The League of Extraordinary Biologists

What it’s like to be young, brilliant,  fawned over by multimillionaire investors, courted by universities and corporations around the world, and forever racing—sometimes as teammates, sometimes as rivals—to change medicine as we know it.

Doug Melton doesn’t deny that, to some degree, his team vies for the acclaim that accompanies breakthroughs. “It’s like athletics, where it brings the best out in you, challenging you to do something differently or try harder,” he says. It is very much a team at the Harvard Stem Cell Institute, a yin and yang of competing interests: each member wanting his or her work to stand on its own; each member benefiting from the vigor and sometimes the direct help of the others to propel that same work forward.

And the truth is that all the young scientists would suffer if any one of them left. They’ve had their chances to do that, certainly. After Hochedlinger’s IPS cell breakthrough, he received a lucrative offer from his native Vienna’s Research Institute of Molecular Pathology. It wanted him to head home, to serve as its new director. Cambridge didn’t come anywhere close to the enticements Vienna offered, yet Hochedlinger stayed. He knew that only here, among his peers and the men who had taught him, could he do his best work.

The team’s advances—and with them the motivation to stick together
—keep coming. Indeed, nearly every day the importance of the stem cell institute is reaffirmed. In March, for instance, that affirmation came from the Howard Hughes Medical Institute, based in Chevy Chase, Maryland. Last year it had announced a new award for the nation’s 50 best scientists, one that would pay each winner’s salary and benefits for six years. In addition, each would get $1.5 million of research money—a scientific-funding grand slam. Wagers, Hochedlinger, and Eggan had been among the 2,000 applicants, and Melton and Scadden figured they’d do well if one came home with the money. Instead, all three won the prize.

Quickly, the e-mail traffic turned from stem cell research to Where should we go to celebrate? The three decided that the honor was too great an occasion for the Squealing Pig, that the $1.5 million prize shouldn’t be honored by downing IPAs. They headed to Fort Point hot spot Drink instead.

“We’ll have three ‘bone crushers,'” Wagers told the waitress. When the toxic concoctions arrived—a mix of tequila, Tabasco, sugar syrup, and  lime—she raised her glass to her teammates and rivals. The toasts continued well into the night.

The next morning Hochedlinger woke up hung over. He looked at his phone and saw a text from Eggan: “Dude, the bone crusher turned out to be a head crusher.” Soon after, Eggan sent another message: “Let’s have reason to do that again soon. Get back to work!”

A freelance author living in Brookline, TOM MATLACK wrote about UMass researchers’ discovery of a microbe that could fuel a clean-energy revolution for the November 2008 issue. Read “Q to the Rescue.”


  • Sarala

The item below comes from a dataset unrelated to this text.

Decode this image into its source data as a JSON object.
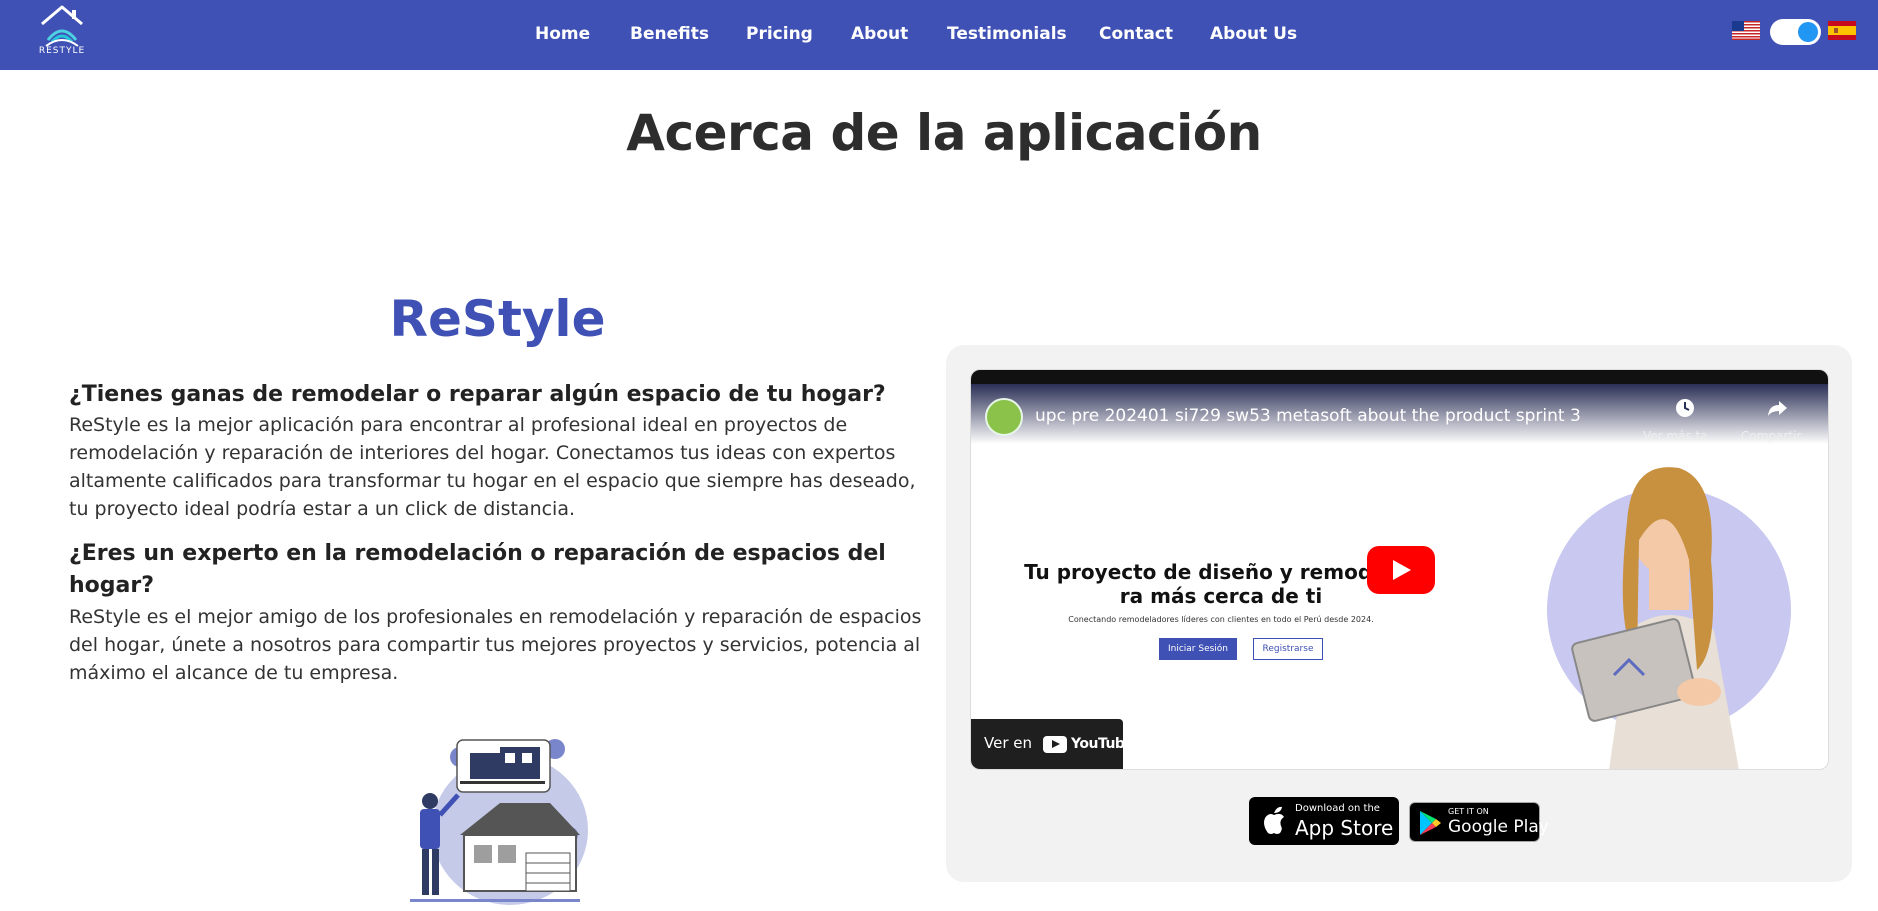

    Wow. Great way to write about a great topic. Couldn't stop once I started reading. Kudos to the scientists, hope the research gets translated into clinical use soon.

  • stem

    In order to grab attraction and make his article more interesting, the author included a lot of strange descriptions and quotes which I doubt are exagerrations. Also, when talking about the science, some details are thawed. I know the target audience of this article is the general public, but that doesn’t mean he can make untruthful descriptions. This is not a fictional story